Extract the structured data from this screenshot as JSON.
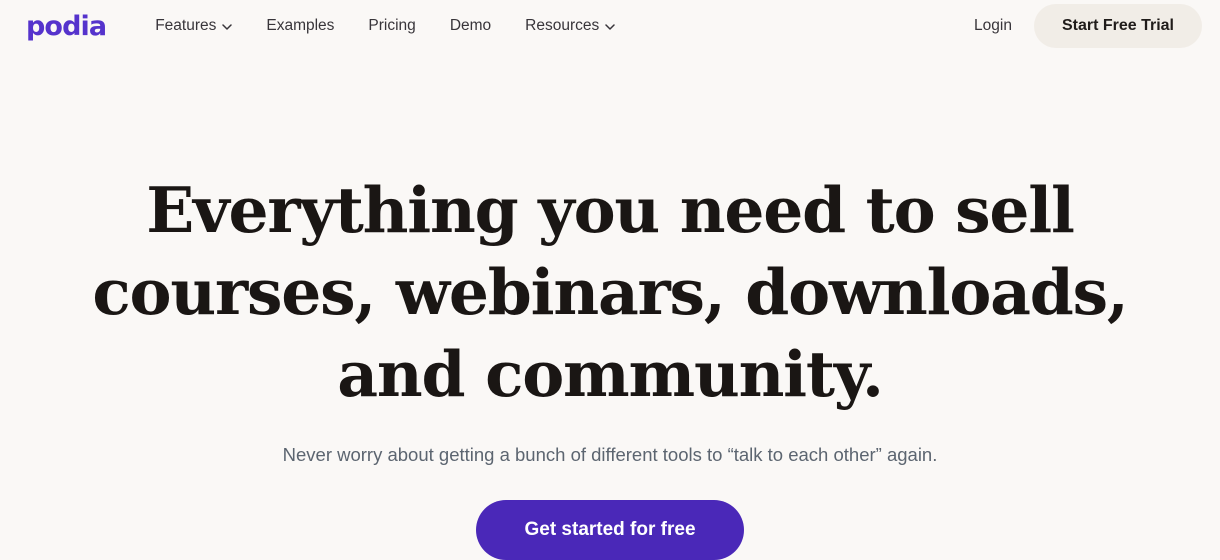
{
  "colors": {
    "page_background": "#FAF8F6",
    "brand_purple": "#5533CC",
    "cta_purple": "#4A28B8",
    "trial_button_background": "#F1EDE7",
    "heading_text": "#1A1614",
    "nav_text": "#38353A",
    "subtext": "#5C6570"
  },
  "header": {
    "logo_text": "podia",
    "logo_icon": "podia-wordmark",
    "nav_items": [
      {
        "label": "Features",
        "has_dropdown": true,
        "icon": "chevron-down-icon"
      },
      {
        "label": "Examples",
        "has_dropdown": false,
        "icon": ""
      },
      {
        "label": "Pricing",
        "has_dropdown": false,
        "icon": ""
      },
      {
        "label": "Demo",
        "has_dropdown": false,
        "icon": ""
      },
      {
        "label": "Resources",
        "has_dropdown": true,
        "icon": "chevron-down-icon"
      }
    ],
    "login_label": "Login",
    "trial_label": "Start Free Trial"
  },
  "hero": {
    "title": "Everything you need to sell courses, webinars, downloads, and community.",
    "subtitle": "Never worry about getting a bunch of different tools to “talk to each other” again.",
    "cta_label": "Get started for free"
  }
}
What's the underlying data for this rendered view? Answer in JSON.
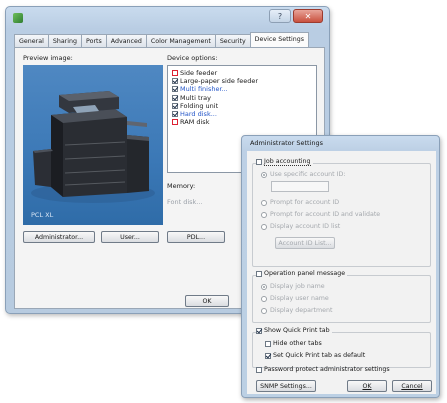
{
  "main_window": {
    "tabs": [
      {
        "label": "General"
      },
      {
        "label": "Sharing"
      },
      {
        "label": "Ports"
      },
      {
        "label": "Advanced"
      },
      {
        "label": "Color Management"
      },
      {
        "label": "Security"
      },
      {
        "label": "Device Settings"
      }
    ],
    "active_tab": "Device Settings",
    "preview_label": "Preview image:",
    "preview_caption": "PCL XL",
    "device_options_label": "Device options:",
    "device_options": [
      {
        "label": "Side feeder",
        "checked": false,
        "style": "normal"
      },
      {
        "label": "Large-paper side feeder",
        "checked": true,
        "style": "normal"
      },
      {
        "label": "Multi finisher...",
        "checked": true,
        "style": "link"
      },
      {
        "label": "Multi tray",
        "checked": true,
        "style": "normal"
      },
      {
        "label": "Folding unit",
        "checked": true,
        "style": "normal"
      },
      {
        "label": "Hard disk...",
        "checked": true,
        "style": "link"
      },
      {
        "label": "RAM disk",
        "checked": false,
        "style": "normal"
      }
    ],
    "memory_label": "Memory:",
    "font_label": "Font disk...",
    "buttons": {
      "administrator": "Administrator...",
      "user": "User...",
      "pdl": "PDL...",
      "ok": "OK"
    }
  },
  "admin_dialog": {
    "title": "Administrator Settings",
    "job_accounting": {
      "label": "Job accounting",
      "checked": false,
      "use_specific_account": "Use specific account ID:",
      "prompt_account": "Prompt for account ID",
      "prompt_validate": "Prompt for account ID and validate",
      "display_list": "Display account ID list",
      "account_list_button": "Account ID List..."
    },
    "operation_panel": {
      "label": "Operation panel message",
      "checked": false,
      "display_job": "Display job name",
      "display_user": "Display user name",
      "display_department": "Display department"
    },
    "quick_print": {
      "show_label": "Show Quick Print tab",
      "show_checked": true,
      "hide_other_label": "Hide other tabs",
      "hide_other_checked": false,
      "set_default_label": "Set Quick Print tab as default",
      "set_default_checked": true
    },
    "password_protect_label": "Password protect administrator settings",
    "password_protect_checked": false,
    "buttons": {
      "snmp": "SNMP Settings...",
      "ok": "OK",
      "cancel": "Cancel"
    }
  }
}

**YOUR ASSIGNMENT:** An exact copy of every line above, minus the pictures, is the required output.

**RESULT:**
Extract the structured data from this screenshot as JSON.
{
  "colors": {
    "page_background": "#FAF8F6",
    "brand_purple": "#5533CC",
    "cta_purple": "#4A28B8",
    "trial_button_background": "#F1EDE7",
    "heading_text": "#1A1614",
    "nav_text": "#38353A",
    "subtext": "#5C6570"
  },
  "header": {
    "logo_text": "podia",
    "logo_icon": "podia-wordmark",
    "nav_items": [
      {
        "label": "Features",
        "has_dropdown": true,
        "icon": "chevron-down-icon"
      },
      {
        "label": "Examples",
        "has_dropdown": false,
        "icon": ""
      },
      {
        "label": "Pricing",
        "has_dropdown": false,
        "icon": ""
      },
      {
        "label": "Demo",
        "has_dropdown": false,
        "icon": ""
      },
      {
        "label": "Resources",
        "has_dropdown": true,
        "icon": "chevron-down-icon"
      }
    ],
    "login_label": "Login",
    "trial_label": "Start Free Trial"
  },
  "hero": {
    "title": "Everything you need to sell courses, webinars, downloads, and community.",
    "subtitle": "Never worry about getting a bunch of different tools to “talk to each other” again.",
    "cta_label": "Get started for free"
  }
}
What's the underlying data for this rendered view? Answer in JSON.
{
  "main_window": {
    "tabs": [
      {
        "label": "General"
      },
      {
        "label": "Sharing"
      },
      {
        "label": "Ports"
      },
      {
        "label": "Advanced"
      },
      {
        "label": "Color Management"
      },
      {
        "label": "Security"
      },
      {
        "label": "Device Settings"
      }
    ],
    "active_tab": "Device Settings",
    "preview_label": "Preview image:",
    "preview_caption": "PCL XL",
    "device_options_label": "Device options:",
    "device_options": [
      {
        "label": "Side feeder",
        "checked": false,
        "style": "normal"
      },
      {
        "label": "Large-paper side feeder",
        "checked": true,
        "style": "normal"
      },
      {
        "label": "Multi finisher...",
        "checked": true,
        "style": "link"
      },
      {
        "label": "Multi tray",
        "checked": true,
        "style": "normal"
      },
      {
        "label": "Folding unit",
        "checked": true,
        "style": "normal"
      },
      {
        "label": "Hard disk...",
        "checked": true,
        "style": "link"
      },
      {
        "label": "RAM disk",
        "checked": false,
        "style": "normal"
      }
    ],
    "memory_label": "Memory:",
    "font_label": "Font disk...",
    "buttons": {
      "administrator": "Administrator...",
      "user": "User...",
      "pdl": "PDL...",
      "ok": "OK"
    }
  },
  "admin_dialog": {
    "title": "Administrator Settings",
    "job_accounting": {
      "label": "Job accounting",
      "checked": false,
      "use_specific_account": "Use specific account ID:",
      "prompt_account": "Prompt for account ID",
      "prompt_validate": "Prompt for account ID and validate",
      "display_list": "Display account ID list",
      "account_list_button": "Account ID List..."
    },
    "operation_panel": {
      "label": "Operation panel message",
      "checked": false,
      "display_job": "Display job name",
      "display_user": "Display user name",
      "display_department": "Display department"
    },
    "quick_print": {
      "show_label": "Show Quick Print tab",
      "show_checked": true,
      "hide_other_label": "Hide other tabs",
      "hide_other_checked": false,
      "set_default_label": "Set Quick Print tab as default",
      "set_default_checked": true
    },
    "password_protect_label": "Password protect administrator settings",
    "password_protect_checked": false,
    "buttons": {
      "snmp": "SNMP Settings...",
      "ok": "OK",
      "cancel": "Cancel"
    }
  }
}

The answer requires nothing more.